Imagine you’re an astronaut, part of a team sent to explore Mars. Then imagine what you would do if by a weird and terrible set of circumstances, your team abandoned you and left you alone on the red planet.
That’s the premise of Andy Weir’s engaging science fiction novel, The Martian, which has been faithfully made into a stunning film by director Ridley Scott. I just watched the movie again tonight with my son, for about the third time, and I’ve read the book twice. It’s a gripping survival story, and to top if off, Weir took great pains to get most of the science right—no suspension of disbelief necessary.
Weir says that his approach to writing the book was to dream up bad situations for his protagonist, Mark Watney, and to discard any plot ideas that couldn’t conceivably be survived. As long as Watney had a realistic chance to science his way out of a threatening predicament, it was fair game.
Like Swiss Family Robinson, Cast Away, even Gilligan’s Island, a story about being stranded and having to survive on your wits has always been compelling, and in the movie adaptation, Matt Damon does a fantastic job of getting us to root for Watney’s success as Mars tries to kill him.
The key to Watney’s survival is not merely good luck and clever MacGyvering, but a very strong will to survive, a belief that there is a way out.

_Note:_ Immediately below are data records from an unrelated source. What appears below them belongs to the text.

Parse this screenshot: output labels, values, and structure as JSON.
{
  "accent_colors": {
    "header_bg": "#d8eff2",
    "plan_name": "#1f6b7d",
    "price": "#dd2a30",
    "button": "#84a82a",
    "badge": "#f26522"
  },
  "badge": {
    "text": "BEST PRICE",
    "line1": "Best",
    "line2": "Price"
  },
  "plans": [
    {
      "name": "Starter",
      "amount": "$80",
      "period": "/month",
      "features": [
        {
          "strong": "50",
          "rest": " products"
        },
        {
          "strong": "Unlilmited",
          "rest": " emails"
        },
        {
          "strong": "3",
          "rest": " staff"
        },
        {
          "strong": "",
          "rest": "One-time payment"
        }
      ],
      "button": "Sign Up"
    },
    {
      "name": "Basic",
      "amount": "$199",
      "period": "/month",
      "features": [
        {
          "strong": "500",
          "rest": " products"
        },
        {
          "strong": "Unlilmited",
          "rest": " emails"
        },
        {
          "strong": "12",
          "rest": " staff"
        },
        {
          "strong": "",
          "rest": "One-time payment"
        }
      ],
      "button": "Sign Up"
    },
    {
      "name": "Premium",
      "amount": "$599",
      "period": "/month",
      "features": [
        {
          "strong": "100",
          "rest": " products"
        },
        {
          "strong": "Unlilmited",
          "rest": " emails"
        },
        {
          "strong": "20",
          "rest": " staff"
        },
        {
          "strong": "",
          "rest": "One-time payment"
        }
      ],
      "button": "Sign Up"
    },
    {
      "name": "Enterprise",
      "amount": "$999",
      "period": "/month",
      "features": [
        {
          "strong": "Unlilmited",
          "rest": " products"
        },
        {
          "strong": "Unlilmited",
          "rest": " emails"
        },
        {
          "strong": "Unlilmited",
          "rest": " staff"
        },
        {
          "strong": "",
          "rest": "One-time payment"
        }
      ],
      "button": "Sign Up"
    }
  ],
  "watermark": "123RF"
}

Survival requires hope, self-discipline, and whatever the inner quality is that keeps us pushing forward when the odds are stacked against us.
People undergoing treatment for cancer have to have that sort of hope. The medical treatments and the physical and mental responses to those treatments are just horrible, but tens of thousands of people are walking down that road right now, pushing forward with hope. May God given them strength and courage.
There are so many circumstances in life that force us to search for hope where there isn’t much. How many single parents today are pulling their hair out trying to find the money to pay the bills? Think of the people who lose their jobs when the economy tanks and have slowly depleted their bank accounts. Surviving life’s setbacks requires hope.
The Scriptures often talk about hope. It’s a misconception that Christian hope is premised on a kind of pie-in-the-sky, everything will be good in Heaven someday proposition. That’s only half true, maybe less than half. As you read the Bible and hear the stories of people who are trying to walk in faith, a theme running from beginning to end is that they come up against great times of difficulty, they have doubts about whether God will bring them through or not, but they find hope in the good and faithful nature of God himself. His promises can be trusted. His faithfulness is sure. His words are true. He is present with us wherever life puts us. He is the true source of all hope.
When things are hard and answers are few, when your luck runs out and your wits are just not working for you, the living God is waiting for you to call on him.
So humble yourselves under the mighty power of God, and at the right time he will lift you up in honor. Give all your worries and cares to God, for he cares about you. —1 Peter 5:7,8 (NLT)